The labor market roared ahead in April as milder weather helped employers add 288,000 jobs — the most in more than two years. The unemployment rate fell to 6.3% from 6.7% — the lowest since September 2008, the Labor Department said Friday.
jelvision: “Do you see a closing of the gap or will it only get wider?”
robert reich: We’re coming close to a tipping point where, if income and wealth become any more concentrated at the top, the economy can’t function (the middle class and poor don’t have enough purchasing power) and our democracy can’t function (so much money corrupts it from the top that the majority of Americans give up on it). So we have no choice, realistically, but to reform the system — unless we want revolution.
I haven’t read a lot of the articles about raising the minimum wage because it is just so stupidly obvious that the fact that it didn’t already happen yesterday makes me exhausted. But it’s still a thing people are talking about and writing about because it’s still a thing that isn’t settled yet (RIDICULOUS) so Robert Reich made a video with Move On that goes over the pros and debunks the cons in 2 minutes and 25 seconds. Shorter version: DUH.
The jumps in rates of borrowing to rates of saving for young people are huge, and Moody’s economist Mark Zandi thinks it’s because we’re scared, which: we are. Yes. That is a true assumption. “It is unclear how long this heightened risk aversion will last, but I suspect the last few years will have an indelible impact on how younger households think about their finances.” NO DUH MOODY’S.

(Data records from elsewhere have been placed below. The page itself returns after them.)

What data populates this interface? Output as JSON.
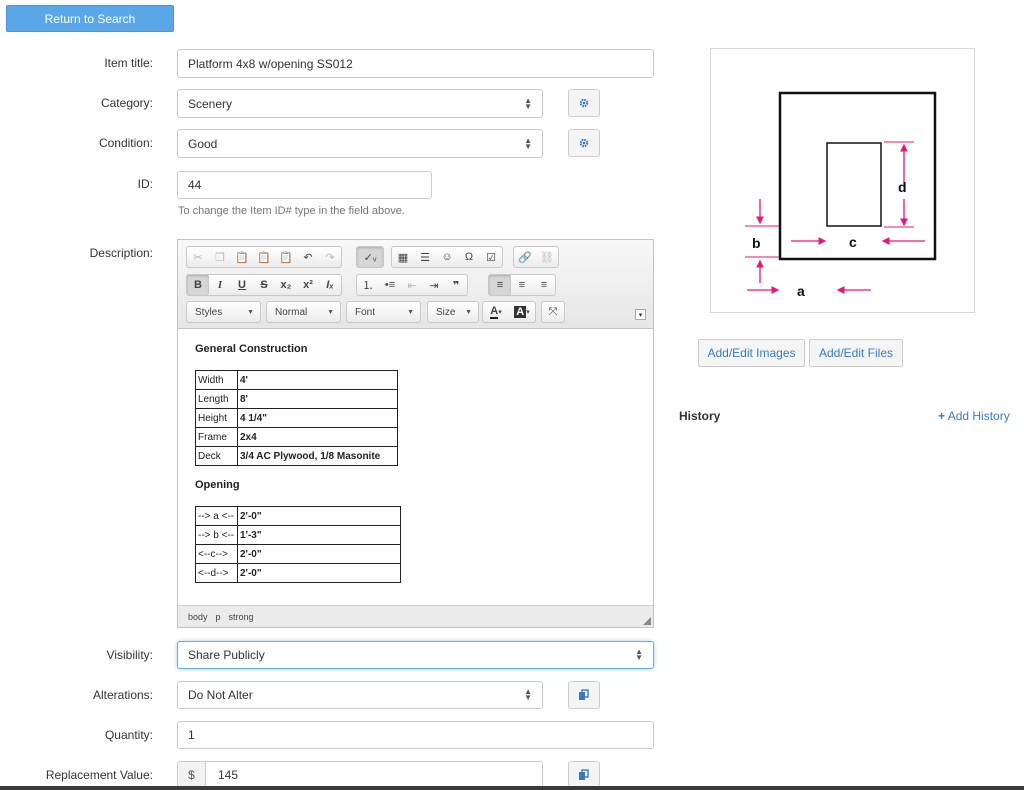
{
  "return_button": "Return to Search",
  "form": {
    "item_title": {
      "label": "Item title:",
      "value": "Platform 4x8 w/opening SS012"
    },
    "category": {
      "label": "Category:",
      "value": "Scenery"
    },
    "condition": {
      "label": "Condition:",
      "value": "Good"
    },
    "id": {
      "label": "ID:",
      "value": "44",
      "help": "To change the Item ID# type in the field above."
    },
    "description": {
      "label": "Description:"
    },
    "visibility": {
      "label": "Visibility:",
      "value": "Share Publicly"
    },
    "alterations": {
      "label": "Alterations:",
      "value": "Do Not Alter"
    },
    "quantity": {
      "label": "Quantity:",
      "value": "1"
    },
    "replacement_value": {
      "label": "Replacement Value:",
      "currency": "$",
      "value": "145"
    }
  },
  "editor": {
    "combos": {
      "styles": "Styles",
      "format": "Normal",
      "font": "Font",
      "size": "Size"
    },
    "general_heading": "General Construction",
    "general_rows": [
      {
        "key": "Width",
        "value": "4'"
      },
      {
        "key": "Length",
        "value": "8'"
      },
      {
        "key": "Height",
        "value": "4 1/4\""
      },
      {
        "key": "Frame",
        "value": "2x4"
      },
      {
        "key": "Deck",
        "value": "3/4 AC Plywood, 1/8 Masonite"
      }
    ],
    "opening_heading": "Opening",
    "opening_rows": [
      {
        "key": "--> a <--",
        "value": "2'-0\""
      },
      {
        "key": "--> b <--",
        "value": "1'-3\""
      },
      {
        "key": "<--c-->",
        "value": "2'-0\""
      },
      {
        "key": "<--d-->",
        "value": "2'-0\""
      }
    ],
    "path": [
      "body",
      "p",
      "strong"
    ]
  },
  "diagram": {
    "labels": {
      "a": "a",
      "b": "b",
      "c": "c",
      "d": "d"
    },
    "arrow_color": "#e8157a"
  },
  "buttons": {
    "add_edit_images": "Add/Edit Images",
    "add_edit_files": "Add/Edit Files"
  },
  "history": {
    "title": "History",
    "add": "Add History"
  },
  "colors": {
    "primary": "#5aa7e8",
    "link": "#3a7bbf"
  }
}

Marcela Valdes examines “financial terror” in young adult lit, citing examples like the Hunger Games and Divergent as examples of books that depict financial insecurity as true horror. (“In recent years, realistic YA depictions of poverty and economic disparity have also turned much darker. The kinds of truly desperate characters that Little Women kept on the margins now often take center stage.”)